Financial Regulatory Forum

Fed’s capital proposal not as tough as feared, may give U.S. banks advantage

By Guest Contributor
December 22, 2011

By Rachel Wolcott

NEW YORK/LONDON, Dec. 22 (Thomson Reuters Accelus) - Considering the cost of the financial crisis to the American taxpayer — anywhere between $700 billion and $12.8 trillion depending on who you talk to — the proposed capital rules the Federal Reserve published yesterday seem pretty lenient, compare to those mooted by some European countries.

U.S. ratings downgrade could make it harder for banks to raise capital, experts say

By Guest Contributor
July 20, 2011

By Emmanuel Olaoye

NEW YORK, July 20 (Thomson Reuters Accelus) – Any downgrade in the U.S. government’s credit rating stemming from a failure to raise the debt limit would make it harder for American banks to raise capital at a time that they are facing higher capital requirements, banking experts and industry representatives warned. (more…)

A letter to JPMorgan: Dimon is wrong -COLUMN

June 15, 2011

By Anat Admati, guest columnist. The views expressed are her own

PALO ALTO, California, June 15 (Thomson Reuters Accelus) -

Dear JPMorgan Chase Directors

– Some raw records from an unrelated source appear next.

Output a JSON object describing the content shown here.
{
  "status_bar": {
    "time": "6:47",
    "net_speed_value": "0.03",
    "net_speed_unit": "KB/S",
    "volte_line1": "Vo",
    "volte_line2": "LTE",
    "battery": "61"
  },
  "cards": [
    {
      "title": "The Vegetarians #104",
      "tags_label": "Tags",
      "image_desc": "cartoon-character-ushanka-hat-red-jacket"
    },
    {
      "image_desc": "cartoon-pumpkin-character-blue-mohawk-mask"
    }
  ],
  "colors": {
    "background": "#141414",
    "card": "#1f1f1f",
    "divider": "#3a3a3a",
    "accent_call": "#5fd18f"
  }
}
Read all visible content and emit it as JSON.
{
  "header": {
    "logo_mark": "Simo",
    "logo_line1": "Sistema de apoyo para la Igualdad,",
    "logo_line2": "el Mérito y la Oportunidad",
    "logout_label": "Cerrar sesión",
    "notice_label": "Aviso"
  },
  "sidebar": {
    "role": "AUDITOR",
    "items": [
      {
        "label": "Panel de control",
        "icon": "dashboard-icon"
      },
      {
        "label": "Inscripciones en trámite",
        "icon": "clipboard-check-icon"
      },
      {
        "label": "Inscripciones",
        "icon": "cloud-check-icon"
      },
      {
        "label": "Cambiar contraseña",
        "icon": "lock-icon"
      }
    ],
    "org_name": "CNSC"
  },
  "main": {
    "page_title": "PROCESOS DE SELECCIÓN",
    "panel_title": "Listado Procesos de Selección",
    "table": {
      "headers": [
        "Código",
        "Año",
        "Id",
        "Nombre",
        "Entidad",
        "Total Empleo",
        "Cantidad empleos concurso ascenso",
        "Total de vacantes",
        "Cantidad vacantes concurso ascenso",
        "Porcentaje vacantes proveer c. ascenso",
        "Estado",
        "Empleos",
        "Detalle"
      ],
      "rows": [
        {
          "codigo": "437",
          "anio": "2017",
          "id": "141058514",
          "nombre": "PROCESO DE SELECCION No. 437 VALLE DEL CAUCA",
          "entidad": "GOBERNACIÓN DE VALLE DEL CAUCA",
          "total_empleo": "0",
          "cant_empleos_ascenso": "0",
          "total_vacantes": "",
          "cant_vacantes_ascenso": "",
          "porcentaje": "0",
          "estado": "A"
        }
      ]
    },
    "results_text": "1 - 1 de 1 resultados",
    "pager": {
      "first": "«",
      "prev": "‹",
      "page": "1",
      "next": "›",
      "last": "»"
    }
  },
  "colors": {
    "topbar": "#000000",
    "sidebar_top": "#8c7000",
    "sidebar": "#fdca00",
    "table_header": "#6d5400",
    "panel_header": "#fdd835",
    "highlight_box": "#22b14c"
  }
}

I own some JPMorgan Chase (JPM) shares through mutual funds in my retirement account. I have read Mr. Dimon’s recent letter to shareholders and some of his public comments. I write to urge you to reconsider JPM’s actions related to capital regulation. For the overall economy, as well as for JPM, these actions are misguided. (more…)

ANALYSIS-Europe’s banks loath to jettison cash ballast for returns

By Reuters Staff
August 13, 2010

By Steve Slater

LONDON, Aug 13 (Reuters) – Some of Europe’s banks are faced with the unusual problem of holding too much cash as they try to lift sluggish returns, and few will dare to eat into capital until well into 2011 amid an uncertain regulatory outlook.

PREVIEW-Final act begins in U.S. Congress on Wall St reform

By Reuters Staff
June 7, 2010

By Kevin Drawbaugh

WASHINGTON, June 7 (Reuters) – Negotiators from the U.S. Senate and House will begin meeting this week to craft a final Wall Street reform bill, with banks facing changes that threaten their profits, if not their business models.

ANALYSIS-Markets fret, but chance of big bank crash slim

May 28, 2010

By Steve Slater and Alex Chambers

LONDON, May 28 (Reuters) – This week’s market jitters that banks were heading back to the darkest days of 2008 look overdone because lenders have vastly improved their assets and central banks stand ready with abundant funding.

Euro rescue could help banks in regulatory battle

By Reuters Staff
May 10, 2010

By Lionel Laurent and Huw Jones

PARIS/LONDON, May 10 (Reuters) – A $1 trillion rescue package to stabilise the euro could bolster European banks’ negotiating power as they attempt to fight stricter regulatory capital requirements they expect will hurt economic growth.

PREVIEW-Reuters Summit-Banks face pressure to get dull

By Reuters Staff
April 26, 2010

By Kevin Drawbaugh

WASHINGTON, April 25 (Reuters) – If the U.S. Congress approves financial regulation reform — and that looks likely to happen soon — banking stands to become a duller business.

FACTBOX – How does the EU plan to shake up financial services?

By Reuters Staff
April 7, 2010

BRUSSELS, April 7 (Reuters) – The European Union (EU) is embarking on an overhaul of financial services that politicians hope will send bankers back to their roots of no-frills lending to households and business.

US Treasury delays first step in new capital rules

By Reuters Staff
January 20, 2010

By Karey Wutkowski

WASHINGTON, Jan 20 (Reuters) – The U.S. Treasury Department has missed the first deadline in its work to draft tougher capital standards, raising questions about the timeline of international efforts to ensure stronger bank balance sheets.